Disaster Corps engages volunteers -- Habitat for Humanity Int'l 1

Disaster Corps engages volunteers

By Giovanni Taylor-Peace

Volunteers are the heart, soul and helping hands of Habitat for Humanity.

Touched by others’ losses, many people feel a compelling need to use their skills and experience to help disaster-affected families and communities return to normalcy.

Whenever they call Habitat for Humanity International and ask how they can help with long-term recovery, we introduce them to the Disaster Corps program.

The Disaster Corps concept has been under development at the area and international levels for quite a few years. First Builder teams organized after the Indian Ocean tsunami in 2004 were a precursor to the Disaster Corps program now managed by the Global Disaster Response department at HFHI’s headquarters in Atlanta.

The concept of the program is to develop and maintain a strong contingent of volunteers who can support Habitat’s disaster response and preparedness initiatives worldwide.

Disaster Corps began as the result of a partnership between HFHI and the Corporation for National Community Service in the United States. The idea was to engage “baby boomers” in the community recovery work needed on the U.S. Gulf Coast after hurricanes Katrina and Rita hit in 2005.

Spreading beyond the Gulf, in 2008 Disaster Corps volunteers assisted U.S. affiliates in Iowa and Indiana after flooding and in Iowa, Virginia and Tennessee following severe storms and tornados. Volunteers helped with cleanup, repairs and construction management for new builds.

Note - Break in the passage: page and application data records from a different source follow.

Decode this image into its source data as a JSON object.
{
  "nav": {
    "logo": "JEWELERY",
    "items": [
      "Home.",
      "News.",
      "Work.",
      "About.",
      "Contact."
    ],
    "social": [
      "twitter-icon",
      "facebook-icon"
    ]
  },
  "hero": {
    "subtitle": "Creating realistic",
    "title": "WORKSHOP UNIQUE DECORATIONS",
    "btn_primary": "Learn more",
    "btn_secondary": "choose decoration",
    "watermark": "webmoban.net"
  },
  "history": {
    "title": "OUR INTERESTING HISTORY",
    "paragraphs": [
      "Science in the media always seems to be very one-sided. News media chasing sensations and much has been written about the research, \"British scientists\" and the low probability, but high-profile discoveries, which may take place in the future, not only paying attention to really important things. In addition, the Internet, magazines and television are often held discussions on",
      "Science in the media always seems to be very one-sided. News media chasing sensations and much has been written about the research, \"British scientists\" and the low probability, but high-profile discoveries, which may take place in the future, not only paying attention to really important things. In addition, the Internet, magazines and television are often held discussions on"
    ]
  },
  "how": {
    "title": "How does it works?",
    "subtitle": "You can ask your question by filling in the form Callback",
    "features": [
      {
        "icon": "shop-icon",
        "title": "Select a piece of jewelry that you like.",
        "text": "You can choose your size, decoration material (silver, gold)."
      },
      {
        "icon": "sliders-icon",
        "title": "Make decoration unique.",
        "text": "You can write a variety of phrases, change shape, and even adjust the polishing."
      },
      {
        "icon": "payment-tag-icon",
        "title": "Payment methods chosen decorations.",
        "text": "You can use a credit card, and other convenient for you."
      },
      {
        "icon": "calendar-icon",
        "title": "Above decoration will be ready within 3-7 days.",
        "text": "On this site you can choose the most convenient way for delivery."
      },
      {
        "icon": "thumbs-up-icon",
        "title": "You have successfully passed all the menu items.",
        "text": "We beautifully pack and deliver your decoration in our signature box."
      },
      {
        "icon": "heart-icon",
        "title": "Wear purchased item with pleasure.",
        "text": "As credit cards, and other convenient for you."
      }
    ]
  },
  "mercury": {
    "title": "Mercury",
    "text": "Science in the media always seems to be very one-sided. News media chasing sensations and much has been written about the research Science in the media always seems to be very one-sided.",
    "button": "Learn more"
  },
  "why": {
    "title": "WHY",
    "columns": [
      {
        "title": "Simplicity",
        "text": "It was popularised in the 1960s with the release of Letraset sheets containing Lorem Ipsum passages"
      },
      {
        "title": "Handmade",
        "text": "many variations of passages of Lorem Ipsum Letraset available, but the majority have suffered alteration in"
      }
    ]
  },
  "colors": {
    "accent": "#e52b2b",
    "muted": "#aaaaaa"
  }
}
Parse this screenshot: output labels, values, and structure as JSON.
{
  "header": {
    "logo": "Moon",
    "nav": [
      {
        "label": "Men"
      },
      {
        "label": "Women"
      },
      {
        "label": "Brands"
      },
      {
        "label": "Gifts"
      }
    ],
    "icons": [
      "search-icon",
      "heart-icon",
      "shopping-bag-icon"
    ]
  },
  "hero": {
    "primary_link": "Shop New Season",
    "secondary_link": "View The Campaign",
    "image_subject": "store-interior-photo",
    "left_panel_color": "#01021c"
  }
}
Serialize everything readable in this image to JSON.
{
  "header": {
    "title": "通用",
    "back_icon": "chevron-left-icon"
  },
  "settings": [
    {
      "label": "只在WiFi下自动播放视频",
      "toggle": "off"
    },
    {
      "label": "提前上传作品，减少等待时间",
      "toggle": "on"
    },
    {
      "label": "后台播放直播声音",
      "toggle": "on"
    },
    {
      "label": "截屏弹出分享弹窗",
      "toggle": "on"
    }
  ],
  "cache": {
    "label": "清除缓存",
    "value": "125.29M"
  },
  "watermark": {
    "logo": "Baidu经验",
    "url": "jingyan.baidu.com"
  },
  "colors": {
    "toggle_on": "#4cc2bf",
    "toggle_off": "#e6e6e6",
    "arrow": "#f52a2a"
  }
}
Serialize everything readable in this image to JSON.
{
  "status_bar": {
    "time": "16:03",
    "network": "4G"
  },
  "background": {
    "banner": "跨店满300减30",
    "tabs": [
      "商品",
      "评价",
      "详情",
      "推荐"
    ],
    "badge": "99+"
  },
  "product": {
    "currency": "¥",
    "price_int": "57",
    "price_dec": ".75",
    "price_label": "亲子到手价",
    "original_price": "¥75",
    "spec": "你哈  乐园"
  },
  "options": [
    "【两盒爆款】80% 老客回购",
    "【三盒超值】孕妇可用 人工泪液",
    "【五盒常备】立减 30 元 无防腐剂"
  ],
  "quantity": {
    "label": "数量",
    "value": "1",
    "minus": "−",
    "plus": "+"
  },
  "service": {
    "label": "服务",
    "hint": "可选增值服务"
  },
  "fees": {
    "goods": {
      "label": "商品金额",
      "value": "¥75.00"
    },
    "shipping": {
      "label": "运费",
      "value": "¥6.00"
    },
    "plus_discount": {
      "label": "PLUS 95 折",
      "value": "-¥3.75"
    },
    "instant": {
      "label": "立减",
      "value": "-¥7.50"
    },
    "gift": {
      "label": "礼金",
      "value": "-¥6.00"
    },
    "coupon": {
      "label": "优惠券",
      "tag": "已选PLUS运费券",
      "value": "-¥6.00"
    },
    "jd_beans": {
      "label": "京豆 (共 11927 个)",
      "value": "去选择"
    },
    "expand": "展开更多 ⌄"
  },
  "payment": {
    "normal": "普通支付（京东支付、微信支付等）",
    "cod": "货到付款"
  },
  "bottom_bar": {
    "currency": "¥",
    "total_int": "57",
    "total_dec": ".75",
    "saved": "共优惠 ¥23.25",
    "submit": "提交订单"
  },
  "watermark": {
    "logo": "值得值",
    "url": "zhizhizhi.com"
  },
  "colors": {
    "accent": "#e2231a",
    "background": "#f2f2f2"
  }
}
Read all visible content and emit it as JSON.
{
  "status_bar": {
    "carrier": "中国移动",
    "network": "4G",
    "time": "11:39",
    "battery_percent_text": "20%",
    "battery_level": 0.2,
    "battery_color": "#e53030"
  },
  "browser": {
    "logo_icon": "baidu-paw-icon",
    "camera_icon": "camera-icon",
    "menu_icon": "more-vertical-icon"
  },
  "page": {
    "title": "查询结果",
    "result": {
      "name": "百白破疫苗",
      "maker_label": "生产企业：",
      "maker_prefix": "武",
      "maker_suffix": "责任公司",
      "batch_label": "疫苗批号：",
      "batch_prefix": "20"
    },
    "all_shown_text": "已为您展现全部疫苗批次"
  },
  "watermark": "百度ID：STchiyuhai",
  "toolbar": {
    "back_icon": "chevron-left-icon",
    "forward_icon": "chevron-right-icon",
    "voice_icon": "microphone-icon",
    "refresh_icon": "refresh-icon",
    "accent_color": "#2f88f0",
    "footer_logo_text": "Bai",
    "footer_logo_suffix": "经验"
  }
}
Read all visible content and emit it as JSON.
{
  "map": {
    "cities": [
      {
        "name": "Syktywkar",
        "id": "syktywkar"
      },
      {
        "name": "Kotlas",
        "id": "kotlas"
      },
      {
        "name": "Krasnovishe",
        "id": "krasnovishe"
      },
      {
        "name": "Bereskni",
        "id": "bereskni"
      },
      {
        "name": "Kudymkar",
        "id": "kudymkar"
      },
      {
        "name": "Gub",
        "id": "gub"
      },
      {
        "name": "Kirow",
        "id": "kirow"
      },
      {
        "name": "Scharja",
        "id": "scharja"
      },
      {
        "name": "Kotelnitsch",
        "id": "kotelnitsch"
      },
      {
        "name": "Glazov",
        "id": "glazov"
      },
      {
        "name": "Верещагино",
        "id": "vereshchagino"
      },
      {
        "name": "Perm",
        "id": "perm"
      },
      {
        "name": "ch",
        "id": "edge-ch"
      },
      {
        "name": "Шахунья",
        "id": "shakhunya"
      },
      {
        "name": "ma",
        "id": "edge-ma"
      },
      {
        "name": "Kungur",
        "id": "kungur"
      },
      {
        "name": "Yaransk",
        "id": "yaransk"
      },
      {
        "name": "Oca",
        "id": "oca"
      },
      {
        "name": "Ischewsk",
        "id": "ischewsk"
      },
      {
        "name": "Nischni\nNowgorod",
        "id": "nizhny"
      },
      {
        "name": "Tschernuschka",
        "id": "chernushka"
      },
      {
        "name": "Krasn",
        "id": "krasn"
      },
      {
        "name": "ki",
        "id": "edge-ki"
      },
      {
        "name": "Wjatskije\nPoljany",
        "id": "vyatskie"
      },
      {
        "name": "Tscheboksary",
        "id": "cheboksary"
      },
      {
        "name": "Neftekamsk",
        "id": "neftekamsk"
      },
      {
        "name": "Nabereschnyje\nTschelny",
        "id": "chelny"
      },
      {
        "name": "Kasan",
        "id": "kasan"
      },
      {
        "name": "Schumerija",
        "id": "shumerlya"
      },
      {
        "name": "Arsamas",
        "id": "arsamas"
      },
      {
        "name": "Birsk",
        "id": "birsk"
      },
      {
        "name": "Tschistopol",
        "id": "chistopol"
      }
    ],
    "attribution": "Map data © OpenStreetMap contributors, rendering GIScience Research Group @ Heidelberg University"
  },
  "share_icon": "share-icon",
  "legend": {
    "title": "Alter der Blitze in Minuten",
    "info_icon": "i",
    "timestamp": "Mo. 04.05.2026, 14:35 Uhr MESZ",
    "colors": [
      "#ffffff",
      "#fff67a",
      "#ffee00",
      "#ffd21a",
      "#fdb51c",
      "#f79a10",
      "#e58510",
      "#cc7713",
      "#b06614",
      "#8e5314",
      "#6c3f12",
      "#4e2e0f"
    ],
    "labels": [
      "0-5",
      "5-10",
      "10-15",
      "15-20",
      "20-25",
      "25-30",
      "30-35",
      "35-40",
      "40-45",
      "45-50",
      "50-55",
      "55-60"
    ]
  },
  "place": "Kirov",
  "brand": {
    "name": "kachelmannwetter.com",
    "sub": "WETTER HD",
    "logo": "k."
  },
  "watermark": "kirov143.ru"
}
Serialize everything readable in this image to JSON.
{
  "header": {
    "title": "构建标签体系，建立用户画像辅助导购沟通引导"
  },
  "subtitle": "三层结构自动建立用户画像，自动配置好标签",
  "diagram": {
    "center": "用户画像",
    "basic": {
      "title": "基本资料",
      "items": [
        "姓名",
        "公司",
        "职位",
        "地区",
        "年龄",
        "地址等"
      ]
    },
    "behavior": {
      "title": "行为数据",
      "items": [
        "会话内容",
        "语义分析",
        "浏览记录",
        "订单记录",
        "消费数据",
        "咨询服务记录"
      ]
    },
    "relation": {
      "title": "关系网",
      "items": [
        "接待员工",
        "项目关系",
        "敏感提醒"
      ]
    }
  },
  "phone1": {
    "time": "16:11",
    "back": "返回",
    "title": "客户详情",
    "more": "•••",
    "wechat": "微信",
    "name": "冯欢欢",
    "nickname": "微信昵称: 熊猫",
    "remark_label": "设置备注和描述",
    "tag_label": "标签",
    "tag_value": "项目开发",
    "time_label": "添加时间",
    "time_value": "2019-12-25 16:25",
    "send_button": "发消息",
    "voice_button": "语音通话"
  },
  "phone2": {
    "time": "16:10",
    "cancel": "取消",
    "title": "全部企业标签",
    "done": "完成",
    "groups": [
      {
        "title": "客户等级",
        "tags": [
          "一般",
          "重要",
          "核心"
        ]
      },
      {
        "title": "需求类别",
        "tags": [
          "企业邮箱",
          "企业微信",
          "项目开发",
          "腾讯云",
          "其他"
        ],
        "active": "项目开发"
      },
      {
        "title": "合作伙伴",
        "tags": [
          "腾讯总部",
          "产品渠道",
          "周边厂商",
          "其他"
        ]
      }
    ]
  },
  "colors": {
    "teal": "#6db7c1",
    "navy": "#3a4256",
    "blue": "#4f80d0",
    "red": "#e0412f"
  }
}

While the First Builder initiative was focused on identifying and deploying skilled construction volunteers, Disaster Corps harnesses expertise in other areas that are needed to support disaster response projects, specifically management, resource development, logistics and communications.

This aligns with the Global Disaster Response department’s mission to build capacity at the field and regional levels to address post-disaster situations as well as key risk-reduction opportunities in an efficient and effective manner.

Disaster Corps volunteers are trained in disaster preparedness, the U.S. disaster assistance process, organizational capacity building, Habitat for Humanity’s mission and operating model and the psychology of disaster. This wide-ranging background information prepares volunteers to use their skills and experience in a post-disaster setting and to adapt to a rapidly-changing situation.

Flexibility is essential as volunteers fill in the gaps as a local affiliate’s staff and board members deal with long-term effects of the disaster in their personal and professional activities.

To date, more than 11,600 volunteer hours have been contributed to Habitat affiliates by Disaster Corps members. This represents a significant contribution in terms of work that may have been lacking while an affiliate struggled to recover on its own.

The Disaster Corps group currently consists of about 135 volunteers of varied skill and life experiences. There is potential for growth as the Global Disaster Response team finds ways to engage these volunteers in international work.

Moving forward, the focus for the program remains on making sure that interested volunteers—with or without specialized skills—can contribute to Habitat’s disaster response projects, so that more families can obtain safe, decent and affordable shelter.

These volunteers give their best when the need is greatest. We aim to provide them the means to restore hope by building stronger homes and communities throughout the world.


Giovanni Taylor-Peace is a specialist in global disaster response at Habitat for Humanity International.